Last week, Erica Campbell dropped a controversial song from her debut album ‘Help 2.0’. The song is entitled ‘I Luh God’ and it begins:
‘I luh God, do you luh God, what’s wrong wit’chu?’
Listen to the full song here: https://www.youtube.com/watch?v=MapyjAtETcY
It is when the beat drops that all hell breaks loose; the beat can only be labelled as a ‘trap’ beat and like all music that breaks the cultural norm, it has divided its gospel listeners.
‘I’m forgiven, I’m forgiven, see now I’m livin’
Campbell isn’t the first to push back against the norm and create a new sound; Kirk Franklin did it, Canton Jones did it and Lecrae didn’t reach the number 1 spot on the Billboard charts by churning out the usual ‘We Fall Down, But We Get Up’ or the ‘Take Me To The King’ sound. The song itself isn’t bad at all; in fact, it’s pretty great. The lyrics are positive, a mixture of her personal experiences and Biblical truths. It speaks of freedom, almost falling into sin but rising above it
(I think.. some of the lyrics are lost and it’s too new to google the lyrics) falling on her knees and being filled with gratitude.
I think my concern with Gospel music is that it is only accessible and listened to by Christians. I’ve become sceptical of generic Gospel music of late; music which rises and falls at particular moments and has been written intentionally to make me feel a certain way. Sometimes I want to dance, sometimes I want to run around and it’s difficult to find a plethora of Gospel music that I can work out to and get dressed to in the mornings, (which doesn’t have a 500-people strong choir coming through at the end) which doesn’t make me want to cry and repent for sins that I am yet to commit.
I’m not saying there’s anything wrong with this sound; I just think we need to have variation. I realised this when my best friend came over to my house (who wasn’t a Christian at the time) asked me not to put on Gospel music because it was too slow and sad. I was confused – I told her that Gospel music was uplifting and she just needed to listen the lyrics. To her it wasn’t; she wanted music to make her feel good, not take her to the depths of her emotions. And to be honest, I got where she was coming from. While there are times where I want to hear a slow song that will bring me to my knees, there are times where I just want to hear Christian lyrics over a tight beat.
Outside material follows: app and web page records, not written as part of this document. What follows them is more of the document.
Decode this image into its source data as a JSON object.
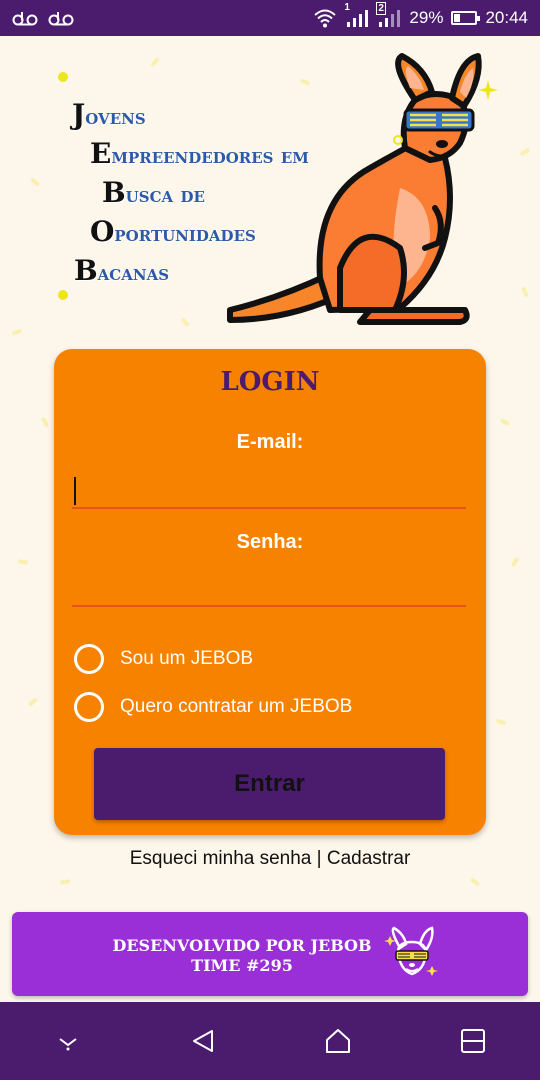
{
  "status_bar": {
    "battery_percent": "29%",
    "time": "20:44",
    "sim1_label": "1",
    "sim2_label": "2",
    "left_icons": [
      "voicemail-icon",
      "voicemail-icon"
    ],
    "right_icons": [
      "wifi-icon",
      "signal-icon",
      "signal-icon",
      "battery-icon"
    ]
  },
  "logo": {
    "lines": [
      {
        "cap": "J",
        "rest": "ovens"
      },
      {
        "cap": "E",
        "rest": "mpreendedores em"
      },
      {
        "cap": "B",
        "rest": "usca de"
      },
      {
        "cap": "O",
        "rest": "portunidades"
      },
      {
        "cap": "B",
        "rest": "acanas"
      }
    ]
  },
  "login": {
    "title": "LOGIN",
    "email_label": "E-mail:",
    "email_value": "",
    "password_label": "Senha:",
    "password_value": "",
    "radio_options": [
      "Sou um JEBOB",
      "Quero contratar um JEBOB"
    ],
    "submit_label": "Entrar"
  },
  "links": {
    "forgot_password": "Esqueci minha senha",
    "separator": " | ",
    "register": "Cadastrar"
  },
  "footer": {
    "line1": "DESENVOLVIDO POR JEBOB",
    "line2": "TIME #295"
  },
  "colors": {
    "primary_purple": "#4b1c6e",
    "card_orange": "#f78200",
    "footer_purple": "#9a2fd8",
    "logo_blue": "#2c5aa8",
    "background": "#fdf6ea"
  },
  "nav_bar": {
    "buttons": [
      "hide-keyboard-icon",
      "back-icon",
      "home-icon",
      "recents-icon"
    ]
  }
}
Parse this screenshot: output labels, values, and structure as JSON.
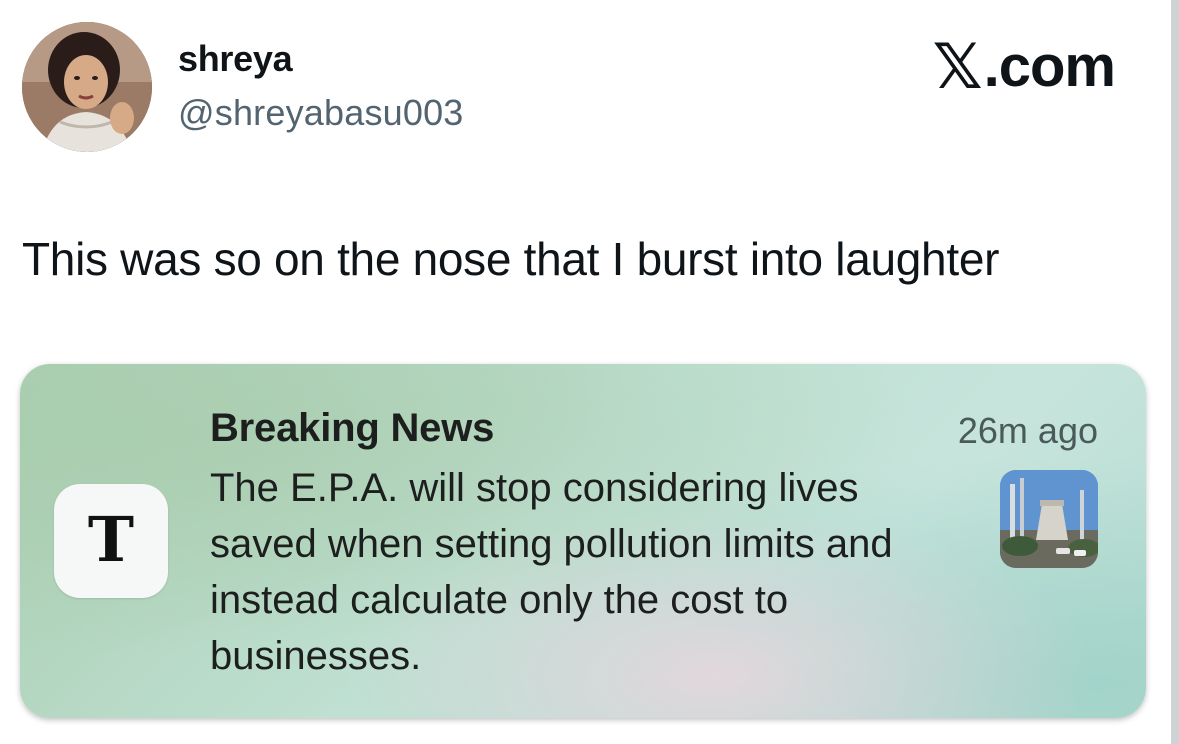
{
  "author": {
    "display_name": "shreya",
    "handle": "@shreyabasu003",
    "avatar_icon": "profile-photo"
  },
  "brand": {
    "logo_icon": "x-logo-icon",
    "logo_glyph": "𝕏",
    "suffix": ".com"
  },
  "tweet": {
    "text": "This was so on the nose that I burst into laughter"
  },
  "notification": {
    "app_icon": "nyt-logo-icon",
    "app_glyph": "T",
    "title": "Breaking News",
    "time": "26m ago",
    "body": "The E.P.A. will stop considering lives saved when setting pollution limits and instead calculate only the cost to businesses.",
    "thumbnail_icon": "power-plant-thumbnail"
  }
}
Our role as Christians is to share the message with the world but I am aware that trying to become accessible comes at a cost; it is difficult to change our style without changing who we are and moving away from our core. Do we submit to culture or do we shape it? Should we remain conservative and safe or should we adapt our sound in line with our ever-changing world? Gospel music should be distinctive but can it remain distinctive while becoming accessible? Do you want to hear Gospel music in places other than your church? Would it be a bad thing if this song were played in a club and 500 people started singing ‘I luh God, do you luh God?’
Views in the comment section over on Youtube are split. Many have said that they will not be listening to her album or any of her music in the future while others respect her innovative style and her confidence to step out.
What do you think?
Comment, comment, comment! I would really love to hear your views!
Disclaimer: I tried to type up the lyrics I quoted as accurately as possible but I literally couldn’t understand them at times. Please let me know if you hear something different so I can correct it.